On Monday, health experts at the Institute for Health Metrics and Evaluation at the University of Washington lowered COVID-19 coronavirus death projections for California substantially from around 1,750 a week ago to 1,483.
In March, the University of Washington initially had 5,000 to 6,000 projected deaths for the states, but due to stay-at-home measures, increased awareness, and social distancing, the estimate has gone down by three-quarters in only a few weeks.
“California over-compensated for this, which isn’t a bad thing,” stated San Francisco-based healthcare expert Dr. Ben Mu. “We gathered together a lot of medical supplies expecting a large, New York-style wave, but it simply didn’t happen. Now we have a lot of extra bed space and medical supplies.”
“I can’t speak to the economic fallout in California, but those measures we implemented were just proven to have saved thousands of lives and prevented tens of thousands more infections. We acted early and it shows.”
“We can’t let up just yet. We still haven’t hit our peak. But at this point things are looking really good. I’ll put it this way. California had over 1,600 projected deaths on Sunday. Today we’re closing in on 1,400. Few other states have seem such large drops like this.”
Due to falling projections and a declining curve, California is now on track to open in May.
“It’s not going to be all at once and it’s not a for sure thing yet, but right now the state and many counties are now projecting below rates where they can reopen,” continued Dr. Mu. “This includes the California Legislature in May [May 4th] and most counties. But as I warned a few officials already, that’s assuming we stay at home until then, keep up standards, and don’t experience any new outbreaks. We’re concerned that a lot of family visits and church services on Easter might give a small spike in two weeks that may alter some dates, but we’ll keep an eye on it.”
Despite political friction, opponents of recent California policies such as President Donald Trump have praised California’s efforts at flattening the coronavirus curve, with many states and even countries modeling their internal response to California’s.
“I have gotten calls from health officials in counties in states like Arkansas and South Dakota on what to do, because they’re growing more concerned,” added Dr. Mu. “One of them even admitted to hating California believe it or not, right to my face on a Skype call.
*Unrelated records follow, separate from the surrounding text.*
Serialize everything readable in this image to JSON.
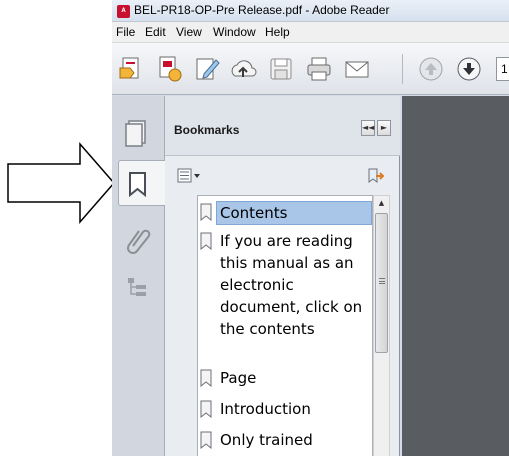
{
  "window": {
    "title": "BEL-PR18-OP-Pre Release.pdf - Adobe Reader",
    "app_icon": "adobe-reader-icon"
  },
  "menu": {
    "items": [
      "File",
      "Edit",
      "View",
      "Window",
      "Help"
    ]
  },
  "toolbar": {
    "buttons": [
      "create-pdf-icon",
      "combine-files-icon",
      "edit-sign-icon",
      "upload-cloud-icon",
      "save-icon",
      "print-icon",
      "email-icon",
      "previous-page-icon",
      "next-page-icon"
    ],
    "page_number": "1"
  },
  "nav_panel": {
    "buttons": [
      "page-thumbnails-icon",
      "bookmarks-icon",
      "attachments-icon",
      "layers-icon"
    ],
    "active": "bookmarks-icon"
  },
  "bookmarks": {
    "title": "Bookmarks",
    "collapse_label": "◄◄",
    "close_label": "►",
    "options_icon": "options-menu-icon",
    "expand_icon": "expand-bookmark-icon",
    "items": [
      {
        "label": "Contents",
        "selected": true
      },
      {
        "label": "If you are reading\nthis manual as an\nelectronic\ndocument, click on\nthe contents",
        "selected": false
      },
      {
        "label": "Page",
        "selected": false
      },
      {
        "label": "Introduction",
        "selected": false
      },
      {
        "label": "Only trained",
        "selected": false
      }
    ]
  },
  "colors": {
    "selected_bookmark": "#a9c6e8",
    "document_area": "#595c61",
    "panel_bg": "#e9ecf1"
  },
  "callout": {
    "icon": "pointing-arrow-icon"
  }
}
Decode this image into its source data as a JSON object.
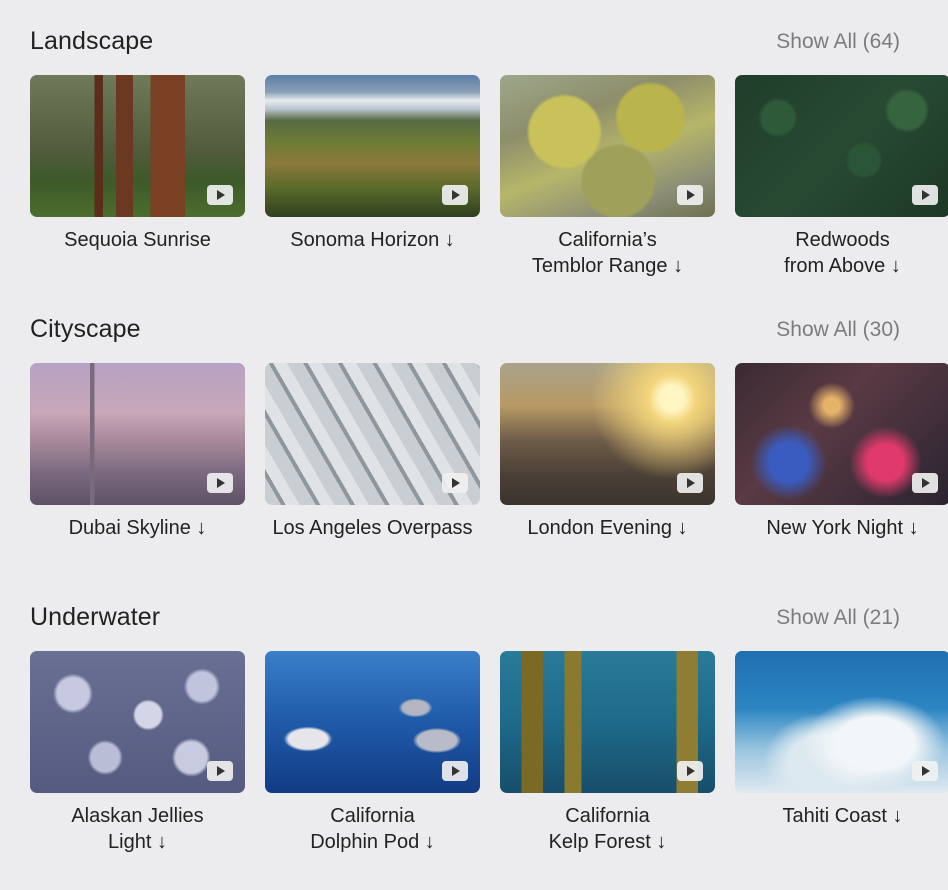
{
  "sections": [
    {
      "title": "Landscape",
      "show_all": "Show All (64)",
      "items": [
        {
          "caption": "Sequoia Sunrise"
        },
        {
          "caption": "Sonoma Horizon ↓"
        },
        {
          "caption": "California’s\nTemblor Range ↓"
        },
        {
          "caption": "Redwoods\nfrom Above ↓"
        }
      ]
    },
    {
      "title": "Cityscape",
      "show_all": "Show All (30)",
      "items": [
        {
          "caption": "Dubai Skyline ↓"
        },
        {
          "caption": "Los Angeles Overpass"
        },
        {
          "caption": "London Evening ↓"
        },
        {
          "caption": "New York Night ↓"
        }
      ]
    },
    {
      "title": "Underwater",
      "show_all": "Show All (21)",
      "items": [
        {
          "caption": "Alaskan Jellies\nLight ↓"
        },
        {
          "caption": "California\nDolphin Pod ↓"
        },
        {
          "caption": "California\nKelp Forest ↓"
        },
        {
          "caption": "Tahiti Coast ↓"
        }
      ]
    }
  ]
}
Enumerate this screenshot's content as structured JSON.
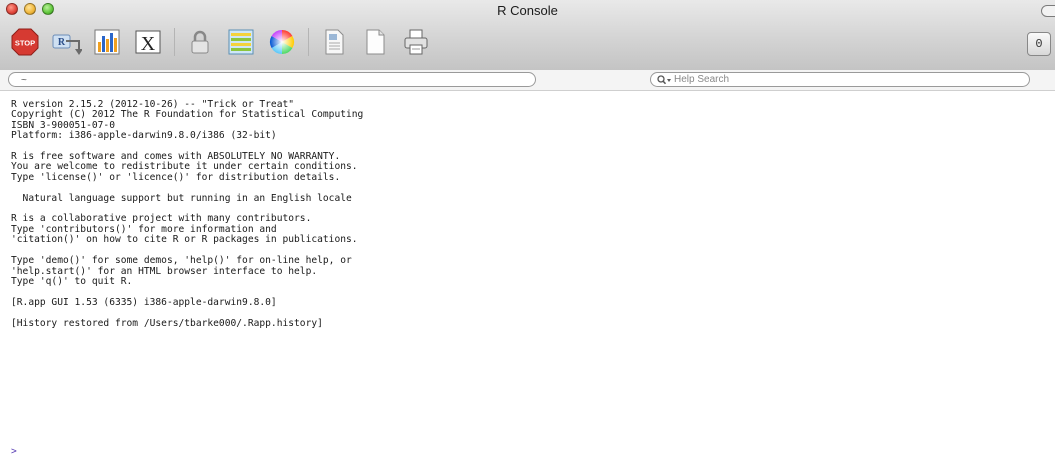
{
  "window": {
    "title": "R Console"
  },
  "toolbar": {
    "buttons": [
      {
        "id": "stop",
        "icon": "stop-icon",
        "label": "STOP"
      },
      {
        "id": "source",
        "icon": "source-script-icon"
      },
      {
        "id": "quartz",
        "icon": "new-quartz-window-icon"
      },
      {
        "id": "x11",
        "icon": "x11-window-icon",
        "label": "X"
      },
      {
        "id": "auth",
        "icon": "lock-icon"
      },
      {
        "id": "packages",
        "icon": "package-manager-icon"
      },
      {
        "id": "colors",
        "icon": "color-wheel-icon"
      },
      {
        "id": "open-doc",
        "icon": "open-document-icon"
      },
      {
        "id": "new-doc",
        "icon": "new-document-icon"
      },
      {
        "id": "print",
        "icon": "print-icon"
      }
    ],
    "side_button_label": "0"
  },
  "pathbar": {
    "working_dir": "~"
  },
  "search": {
    "placeholder": "Help Search"
  },
  "console": {
    "lines": [
      "R version 2.15.2 (2012-10-26) -- \"Trick or Treat\"",
      "Copyright (C) 2012 The R Foundation for Statistical Computing",
      "ISBN 3-900051-07-0",
      "Platform: i386-apple-darwin9.8.0/i386 (32-bit)",
      "",
      "R is free software and comes with ABSOLUTELY NO WARRANTY.",
      "You are welcome to redistribute it under certain conditions.",
      "Type 'license()' or 'licence()' for distribution details.",
      "",
      "  Natural language support but running in an English locale",
      "",
      "R is a collaborative project with many contributors.",
      "Type 'contributors()' for more information and",
      "'citation()' on how to cite R or R packages in publications.",
      "",
      "Type 'demo()' for some demos, 'help()' for on-line help, or",
      "'help.start()' for an HTML browser interface to help.",
      "Type 'q()' to quit R.",
      "",
      "[R.app GUI 1.53 (6335) i386-apple-darwin9.8.0]",
      "",
      "[History restored from /Users/tbarke000/.Rapp.history]"
    ],
    "prompt": ">"
  },
  "colors": {
    "prompt": "#5a3fb5",
    "stop_red": "#d63a32"
  }
}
If officials like that are asking for our help, we had to have done something right.”
Despite a lowering coronavirus risk in California, most stay-at-home and essential business orders will stay in place from between two more weeks and a month assuming there is no spike.
Epidemiologists James Enstrom and Jeffrey Klausner say California’s coronavirus response must be guided by the data. “The total number of IHME-projected COVID-19 deaths in California has been reduced by nearly 75 percent from the March 26 estimate of 6,100 to the April 7 estimate of 1,611. Similarly, the projected peak number of hospital beds needed for COVID-19 patients each day has been reduced from 15,000 to 5,000.”